(Excerpts from a dataset)
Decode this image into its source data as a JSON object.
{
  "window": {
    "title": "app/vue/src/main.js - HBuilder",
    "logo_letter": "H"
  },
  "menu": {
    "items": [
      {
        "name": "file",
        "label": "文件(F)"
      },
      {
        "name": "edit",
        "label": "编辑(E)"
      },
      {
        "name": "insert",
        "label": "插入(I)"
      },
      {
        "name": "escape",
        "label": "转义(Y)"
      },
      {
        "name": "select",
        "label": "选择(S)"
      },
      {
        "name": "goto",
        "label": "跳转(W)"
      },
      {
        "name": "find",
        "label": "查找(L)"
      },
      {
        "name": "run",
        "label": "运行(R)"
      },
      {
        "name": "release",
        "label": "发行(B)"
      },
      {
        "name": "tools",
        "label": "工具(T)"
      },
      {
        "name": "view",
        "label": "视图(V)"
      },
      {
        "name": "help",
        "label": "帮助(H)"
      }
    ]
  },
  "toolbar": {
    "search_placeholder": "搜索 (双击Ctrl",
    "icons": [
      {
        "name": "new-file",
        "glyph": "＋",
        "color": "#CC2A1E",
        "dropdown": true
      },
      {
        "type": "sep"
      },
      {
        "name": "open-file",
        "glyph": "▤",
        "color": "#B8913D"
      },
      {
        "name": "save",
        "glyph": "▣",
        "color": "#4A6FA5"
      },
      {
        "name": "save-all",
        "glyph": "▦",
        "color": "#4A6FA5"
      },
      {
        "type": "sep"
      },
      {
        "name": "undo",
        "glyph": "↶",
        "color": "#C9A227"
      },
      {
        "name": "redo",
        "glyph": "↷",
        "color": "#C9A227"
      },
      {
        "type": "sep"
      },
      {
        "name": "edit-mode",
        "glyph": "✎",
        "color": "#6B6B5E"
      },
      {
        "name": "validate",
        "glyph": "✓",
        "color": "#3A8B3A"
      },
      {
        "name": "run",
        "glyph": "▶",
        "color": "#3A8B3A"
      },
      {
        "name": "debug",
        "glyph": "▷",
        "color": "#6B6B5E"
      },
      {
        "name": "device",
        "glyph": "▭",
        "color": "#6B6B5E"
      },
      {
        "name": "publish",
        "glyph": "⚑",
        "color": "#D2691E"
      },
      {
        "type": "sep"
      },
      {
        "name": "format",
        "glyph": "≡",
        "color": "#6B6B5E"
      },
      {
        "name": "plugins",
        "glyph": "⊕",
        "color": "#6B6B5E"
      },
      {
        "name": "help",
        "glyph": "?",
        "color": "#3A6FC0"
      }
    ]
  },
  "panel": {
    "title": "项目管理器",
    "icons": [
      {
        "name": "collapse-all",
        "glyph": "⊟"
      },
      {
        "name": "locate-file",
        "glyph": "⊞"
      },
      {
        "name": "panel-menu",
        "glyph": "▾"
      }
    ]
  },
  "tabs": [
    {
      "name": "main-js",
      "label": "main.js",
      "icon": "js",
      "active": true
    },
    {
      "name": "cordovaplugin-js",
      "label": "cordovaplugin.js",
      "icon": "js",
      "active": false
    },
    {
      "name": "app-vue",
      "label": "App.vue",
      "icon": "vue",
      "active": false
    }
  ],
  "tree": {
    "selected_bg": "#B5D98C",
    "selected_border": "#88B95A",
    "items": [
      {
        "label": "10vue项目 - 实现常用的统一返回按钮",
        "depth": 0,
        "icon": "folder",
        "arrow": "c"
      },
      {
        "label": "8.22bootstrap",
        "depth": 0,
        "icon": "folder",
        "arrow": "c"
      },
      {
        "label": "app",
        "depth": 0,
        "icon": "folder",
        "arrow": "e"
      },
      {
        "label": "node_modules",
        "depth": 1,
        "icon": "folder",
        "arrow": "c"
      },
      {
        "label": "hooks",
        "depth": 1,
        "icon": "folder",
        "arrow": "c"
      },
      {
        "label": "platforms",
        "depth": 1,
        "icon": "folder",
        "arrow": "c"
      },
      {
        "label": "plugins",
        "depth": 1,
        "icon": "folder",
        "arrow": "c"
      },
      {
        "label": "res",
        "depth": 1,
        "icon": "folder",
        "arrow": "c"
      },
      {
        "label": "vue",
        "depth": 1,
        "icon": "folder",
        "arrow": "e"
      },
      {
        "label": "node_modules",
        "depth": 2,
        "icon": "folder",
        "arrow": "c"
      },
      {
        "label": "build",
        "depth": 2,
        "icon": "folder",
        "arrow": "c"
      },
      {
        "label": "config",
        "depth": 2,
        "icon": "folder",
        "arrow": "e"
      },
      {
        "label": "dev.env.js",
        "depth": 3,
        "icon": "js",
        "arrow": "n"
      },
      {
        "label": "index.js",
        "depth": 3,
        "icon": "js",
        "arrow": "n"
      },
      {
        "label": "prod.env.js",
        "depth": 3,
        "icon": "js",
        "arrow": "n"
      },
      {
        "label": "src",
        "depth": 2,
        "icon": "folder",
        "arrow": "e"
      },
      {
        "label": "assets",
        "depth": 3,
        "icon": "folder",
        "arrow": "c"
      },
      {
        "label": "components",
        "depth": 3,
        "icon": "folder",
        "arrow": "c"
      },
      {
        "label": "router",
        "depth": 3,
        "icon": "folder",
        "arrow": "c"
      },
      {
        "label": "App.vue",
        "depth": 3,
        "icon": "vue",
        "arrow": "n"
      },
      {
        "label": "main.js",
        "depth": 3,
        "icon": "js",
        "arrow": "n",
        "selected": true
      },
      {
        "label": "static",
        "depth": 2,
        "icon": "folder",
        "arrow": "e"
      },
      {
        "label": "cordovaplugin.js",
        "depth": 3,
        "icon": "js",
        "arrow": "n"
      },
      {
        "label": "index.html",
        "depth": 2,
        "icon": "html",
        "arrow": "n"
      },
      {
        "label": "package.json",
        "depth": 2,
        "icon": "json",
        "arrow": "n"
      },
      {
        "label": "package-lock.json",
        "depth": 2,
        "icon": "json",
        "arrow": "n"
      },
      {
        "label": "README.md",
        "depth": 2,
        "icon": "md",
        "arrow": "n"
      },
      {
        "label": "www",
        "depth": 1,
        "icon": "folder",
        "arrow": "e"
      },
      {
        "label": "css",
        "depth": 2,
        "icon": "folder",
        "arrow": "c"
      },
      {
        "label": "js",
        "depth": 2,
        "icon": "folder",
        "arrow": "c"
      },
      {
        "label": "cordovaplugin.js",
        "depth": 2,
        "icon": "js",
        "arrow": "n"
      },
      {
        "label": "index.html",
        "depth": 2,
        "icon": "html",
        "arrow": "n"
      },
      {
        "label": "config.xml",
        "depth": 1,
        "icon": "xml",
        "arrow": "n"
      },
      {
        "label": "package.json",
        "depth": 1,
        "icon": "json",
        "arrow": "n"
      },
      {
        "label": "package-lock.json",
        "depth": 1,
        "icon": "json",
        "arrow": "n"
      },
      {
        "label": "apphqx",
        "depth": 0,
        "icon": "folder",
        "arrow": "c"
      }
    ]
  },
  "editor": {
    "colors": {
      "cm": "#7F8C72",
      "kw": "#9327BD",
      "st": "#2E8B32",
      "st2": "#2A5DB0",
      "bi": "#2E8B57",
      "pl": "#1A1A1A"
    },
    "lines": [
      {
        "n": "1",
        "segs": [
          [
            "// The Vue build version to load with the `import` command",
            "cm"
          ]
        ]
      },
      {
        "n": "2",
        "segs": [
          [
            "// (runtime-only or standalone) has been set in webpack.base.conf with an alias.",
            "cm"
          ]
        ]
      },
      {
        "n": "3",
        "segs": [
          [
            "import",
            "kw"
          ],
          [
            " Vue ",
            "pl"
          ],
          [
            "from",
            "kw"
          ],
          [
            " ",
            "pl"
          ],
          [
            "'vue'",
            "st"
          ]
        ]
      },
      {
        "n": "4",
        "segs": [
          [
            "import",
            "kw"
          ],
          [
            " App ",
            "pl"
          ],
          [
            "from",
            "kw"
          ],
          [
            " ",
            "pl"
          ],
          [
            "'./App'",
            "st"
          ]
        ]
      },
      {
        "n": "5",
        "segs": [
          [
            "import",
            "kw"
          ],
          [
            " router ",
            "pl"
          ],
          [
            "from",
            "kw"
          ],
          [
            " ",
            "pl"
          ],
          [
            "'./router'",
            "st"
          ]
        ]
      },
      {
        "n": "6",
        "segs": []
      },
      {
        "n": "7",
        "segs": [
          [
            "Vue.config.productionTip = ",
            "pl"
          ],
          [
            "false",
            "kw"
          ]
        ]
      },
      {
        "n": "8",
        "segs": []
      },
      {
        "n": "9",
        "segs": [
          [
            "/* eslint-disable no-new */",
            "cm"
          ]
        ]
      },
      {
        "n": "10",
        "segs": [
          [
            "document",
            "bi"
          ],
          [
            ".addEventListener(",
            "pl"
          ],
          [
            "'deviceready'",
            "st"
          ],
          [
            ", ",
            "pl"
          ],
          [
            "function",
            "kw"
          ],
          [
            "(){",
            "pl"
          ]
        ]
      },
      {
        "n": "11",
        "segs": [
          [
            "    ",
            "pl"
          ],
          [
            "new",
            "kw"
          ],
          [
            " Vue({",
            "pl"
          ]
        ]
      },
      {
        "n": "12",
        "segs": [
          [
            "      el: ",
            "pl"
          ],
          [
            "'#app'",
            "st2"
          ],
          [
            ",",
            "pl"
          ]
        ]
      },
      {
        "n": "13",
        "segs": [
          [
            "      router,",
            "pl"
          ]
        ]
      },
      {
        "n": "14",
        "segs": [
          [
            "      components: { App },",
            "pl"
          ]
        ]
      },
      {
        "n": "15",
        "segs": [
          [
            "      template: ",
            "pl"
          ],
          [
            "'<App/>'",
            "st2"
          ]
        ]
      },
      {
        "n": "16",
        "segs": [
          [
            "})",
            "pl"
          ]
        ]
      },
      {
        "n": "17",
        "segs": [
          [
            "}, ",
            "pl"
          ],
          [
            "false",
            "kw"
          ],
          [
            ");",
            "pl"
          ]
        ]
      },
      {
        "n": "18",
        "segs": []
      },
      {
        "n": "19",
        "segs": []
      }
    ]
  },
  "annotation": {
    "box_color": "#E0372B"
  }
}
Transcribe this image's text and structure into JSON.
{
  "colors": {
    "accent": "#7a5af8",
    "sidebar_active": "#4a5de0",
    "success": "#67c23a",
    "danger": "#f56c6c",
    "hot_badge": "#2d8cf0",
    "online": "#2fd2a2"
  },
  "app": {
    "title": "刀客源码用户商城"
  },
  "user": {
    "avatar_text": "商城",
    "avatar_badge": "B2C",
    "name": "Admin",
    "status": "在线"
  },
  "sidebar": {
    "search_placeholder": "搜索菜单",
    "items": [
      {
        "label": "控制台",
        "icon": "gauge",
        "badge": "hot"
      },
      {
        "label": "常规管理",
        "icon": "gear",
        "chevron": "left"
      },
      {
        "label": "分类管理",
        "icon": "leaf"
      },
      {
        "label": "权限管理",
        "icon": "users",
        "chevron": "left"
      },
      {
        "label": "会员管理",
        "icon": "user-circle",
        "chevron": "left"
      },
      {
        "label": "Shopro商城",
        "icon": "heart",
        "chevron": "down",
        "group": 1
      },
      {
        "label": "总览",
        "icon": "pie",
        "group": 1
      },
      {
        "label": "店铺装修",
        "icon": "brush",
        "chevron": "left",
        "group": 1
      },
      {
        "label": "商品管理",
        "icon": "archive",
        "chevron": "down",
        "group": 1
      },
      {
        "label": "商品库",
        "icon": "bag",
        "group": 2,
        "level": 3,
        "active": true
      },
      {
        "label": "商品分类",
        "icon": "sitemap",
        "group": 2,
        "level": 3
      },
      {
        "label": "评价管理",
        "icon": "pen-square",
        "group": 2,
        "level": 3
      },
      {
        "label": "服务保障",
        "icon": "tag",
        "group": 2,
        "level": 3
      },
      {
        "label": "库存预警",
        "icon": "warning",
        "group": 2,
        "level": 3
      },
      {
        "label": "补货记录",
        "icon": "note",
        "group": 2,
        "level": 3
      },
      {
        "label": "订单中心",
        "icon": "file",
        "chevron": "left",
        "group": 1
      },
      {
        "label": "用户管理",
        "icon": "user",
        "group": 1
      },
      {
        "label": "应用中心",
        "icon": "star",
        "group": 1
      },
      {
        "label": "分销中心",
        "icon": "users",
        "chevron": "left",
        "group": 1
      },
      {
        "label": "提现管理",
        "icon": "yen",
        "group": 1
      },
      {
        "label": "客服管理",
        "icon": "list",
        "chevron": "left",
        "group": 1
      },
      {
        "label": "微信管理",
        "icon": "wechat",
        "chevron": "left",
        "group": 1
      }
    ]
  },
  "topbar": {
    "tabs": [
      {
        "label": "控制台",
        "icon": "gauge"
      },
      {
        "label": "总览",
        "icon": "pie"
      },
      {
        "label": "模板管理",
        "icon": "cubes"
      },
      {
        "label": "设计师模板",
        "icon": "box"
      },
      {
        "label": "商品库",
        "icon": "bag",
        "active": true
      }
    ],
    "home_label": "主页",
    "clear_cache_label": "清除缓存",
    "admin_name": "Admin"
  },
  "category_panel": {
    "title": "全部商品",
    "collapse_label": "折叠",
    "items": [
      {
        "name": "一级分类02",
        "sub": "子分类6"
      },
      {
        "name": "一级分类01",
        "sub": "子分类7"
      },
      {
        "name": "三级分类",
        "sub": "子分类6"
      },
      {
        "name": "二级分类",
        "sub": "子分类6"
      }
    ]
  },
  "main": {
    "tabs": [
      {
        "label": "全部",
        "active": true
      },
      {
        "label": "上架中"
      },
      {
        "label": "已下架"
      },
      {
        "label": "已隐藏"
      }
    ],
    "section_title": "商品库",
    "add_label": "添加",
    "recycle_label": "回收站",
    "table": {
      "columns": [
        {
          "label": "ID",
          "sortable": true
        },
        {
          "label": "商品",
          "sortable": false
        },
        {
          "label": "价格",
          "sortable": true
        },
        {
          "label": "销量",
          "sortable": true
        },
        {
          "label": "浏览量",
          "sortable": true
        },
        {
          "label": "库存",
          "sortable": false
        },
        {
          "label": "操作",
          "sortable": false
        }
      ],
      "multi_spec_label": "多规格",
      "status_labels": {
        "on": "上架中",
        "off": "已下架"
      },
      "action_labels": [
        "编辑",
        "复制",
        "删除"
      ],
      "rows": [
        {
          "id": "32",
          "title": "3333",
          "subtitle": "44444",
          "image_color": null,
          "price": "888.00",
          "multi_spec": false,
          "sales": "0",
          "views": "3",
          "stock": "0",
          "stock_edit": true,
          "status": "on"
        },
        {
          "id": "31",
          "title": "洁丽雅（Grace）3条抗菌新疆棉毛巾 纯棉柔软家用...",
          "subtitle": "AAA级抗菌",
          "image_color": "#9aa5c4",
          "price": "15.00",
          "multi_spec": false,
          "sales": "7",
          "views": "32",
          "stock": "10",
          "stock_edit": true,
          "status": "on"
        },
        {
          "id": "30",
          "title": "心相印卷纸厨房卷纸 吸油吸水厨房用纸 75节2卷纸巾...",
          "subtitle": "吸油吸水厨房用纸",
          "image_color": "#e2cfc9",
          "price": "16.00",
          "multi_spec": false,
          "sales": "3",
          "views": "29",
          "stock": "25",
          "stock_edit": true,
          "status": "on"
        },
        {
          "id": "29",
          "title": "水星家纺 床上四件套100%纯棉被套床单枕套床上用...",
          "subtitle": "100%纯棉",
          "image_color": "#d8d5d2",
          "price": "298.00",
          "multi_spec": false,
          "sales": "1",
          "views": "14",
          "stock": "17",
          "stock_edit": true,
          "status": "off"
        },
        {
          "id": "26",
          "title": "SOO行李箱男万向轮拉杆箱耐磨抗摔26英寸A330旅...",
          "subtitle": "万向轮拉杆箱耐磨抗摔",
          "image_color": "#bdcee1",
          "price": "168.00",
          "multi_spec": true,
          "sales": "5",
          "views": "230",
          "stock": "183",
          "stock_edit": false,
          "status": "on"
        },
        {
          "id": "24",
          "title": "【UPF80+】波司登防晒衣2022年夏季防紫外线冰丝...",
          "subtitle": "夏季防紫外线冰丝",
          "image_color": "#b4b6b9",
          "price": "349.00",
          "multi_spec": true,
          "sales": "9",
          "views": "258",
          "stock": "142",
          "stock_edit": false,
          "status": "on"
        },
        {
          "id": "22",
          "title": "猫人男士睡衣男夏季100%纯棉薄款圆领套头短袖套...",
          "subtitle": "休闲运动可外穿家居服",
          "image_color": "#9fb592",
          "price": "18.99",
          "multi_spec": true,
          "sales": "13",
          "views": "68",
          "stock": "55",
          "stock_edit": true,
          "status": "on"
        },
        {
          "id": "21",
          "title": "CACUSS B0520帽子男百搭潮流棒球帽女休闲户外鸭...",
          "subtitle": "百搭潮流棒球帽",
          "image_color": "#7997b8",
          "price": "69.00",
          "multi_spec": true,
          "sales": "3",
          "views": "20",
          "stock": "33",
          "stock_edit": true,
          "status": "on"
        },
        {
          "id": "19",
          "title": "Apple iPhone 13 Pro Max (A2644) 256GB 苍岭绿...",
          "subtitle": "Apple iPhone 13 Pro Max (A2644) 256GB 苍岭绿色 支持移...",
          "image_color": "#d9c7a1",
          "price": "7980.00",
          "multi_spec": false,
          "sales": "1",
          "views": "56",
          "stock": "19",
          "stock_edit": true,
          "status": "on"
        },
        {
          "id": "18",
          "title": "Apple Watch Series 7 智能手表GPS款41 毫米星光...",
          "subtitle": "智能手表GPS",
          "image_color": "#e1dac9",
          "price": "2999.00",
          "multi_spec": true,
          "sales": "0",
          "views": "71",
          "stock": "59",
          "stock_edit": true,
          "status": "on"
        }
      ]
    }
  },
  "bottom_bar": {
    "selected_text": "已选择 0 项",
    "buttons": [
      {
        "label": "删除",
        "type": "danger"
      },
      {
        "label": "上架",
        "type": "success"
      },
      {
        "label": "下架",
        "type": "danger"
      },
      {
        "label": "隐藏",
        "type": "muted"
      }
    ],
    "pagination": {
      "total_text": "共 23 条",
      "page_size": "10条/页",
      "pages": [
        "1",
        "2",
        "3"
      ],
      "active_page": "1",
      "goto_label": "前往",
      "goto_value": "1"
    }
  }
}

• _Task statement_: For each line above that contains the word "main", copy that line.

• _Result below_:
    "title": "app/vue/src/main.js - HBuilder",
      "name": "main-js",
      "label": "main.js",
        "label": "main.js",
  "main": {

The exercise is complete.